Dams, development & decision-making [paper]

Pon Souvannaseng (University of Manchester)
David Hulme (University of Manchester)
Filipo Menga (University of Reading)
Christodoulou Meeting Rooms East, Room 11
Start time:
19 June, 2019 at 15:30
Session slots:

Short abstract:

This innovative paper panel,convened by the FutureDAMS consortium,will bring together biophysical and social scientific research to analyse the global phenomenon of hydro-infrastructure expansion and examine how it can be made more environmentally, socially and economically just and sustainable.

Long abstract:

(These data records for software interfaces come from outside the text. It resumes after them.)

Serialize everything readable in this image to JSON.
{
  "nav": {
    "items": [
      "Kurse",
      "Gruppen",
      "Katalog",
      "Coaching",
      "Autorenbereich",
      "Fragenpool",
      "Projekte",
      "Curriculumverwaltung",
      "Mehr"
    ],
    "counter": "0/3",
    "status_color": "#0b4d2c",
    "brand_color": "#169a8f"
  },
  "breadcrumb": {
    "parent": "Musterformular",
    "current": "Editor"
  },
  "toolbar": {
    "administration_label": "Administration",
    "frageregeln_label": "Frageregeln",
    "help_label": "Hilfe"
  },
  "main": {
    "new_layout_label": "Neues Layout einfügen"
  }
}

Large scale hydro-projects were the cornerstone of international development in the early post-war decades and epitomized high modernist national development campaigns in the global 'north' and 'south', driven by the Bretton Woods regime. With 'new' sources of finance, actors and drivers, large-scale infrastructure projects have returned in the 21st century; more than 3700 large dams are under construction or being planned in the developing world. This panel, convened by the GCRF FutureD.A.M.S. consortium (www.futuredams.org), offers a forum to bring together biophysical and social scientific research to open up development thinking around the global resurgence in hydro-infrastructure expansion and discuss ways to achieve more just and sustainable practices. In particular, we welcome contributions which explore: - The food-energy-water nexus linked to megaprojects (i.e. their impact on patterns of cross-national migration, ecology, hydrology, agrarian studies) - Innovative integrated and cross-disciplinary approaches to mega-system analysis (integrated assessment, development engineering, social scientific and biophysical approaches) - Socio-environmental ex-ante and ex-post impacts (ecology; hydrological and climate science; resettlement; benefit sharing) - Increasing cross-national flows in finance, machinery, technology, goods and people, which have enabled the transnational hydro-energy boom - How decisions about water management interventions are taken (politics of mega-projects; populist dimensions; spaces for political action and counter-movement; role of authoritarian and modernist ideologies) Spanning 3 paper panel sessions, it is envisaged that panel papers may form a special issue in outlets such as World Development or Development & Change from the proceedings.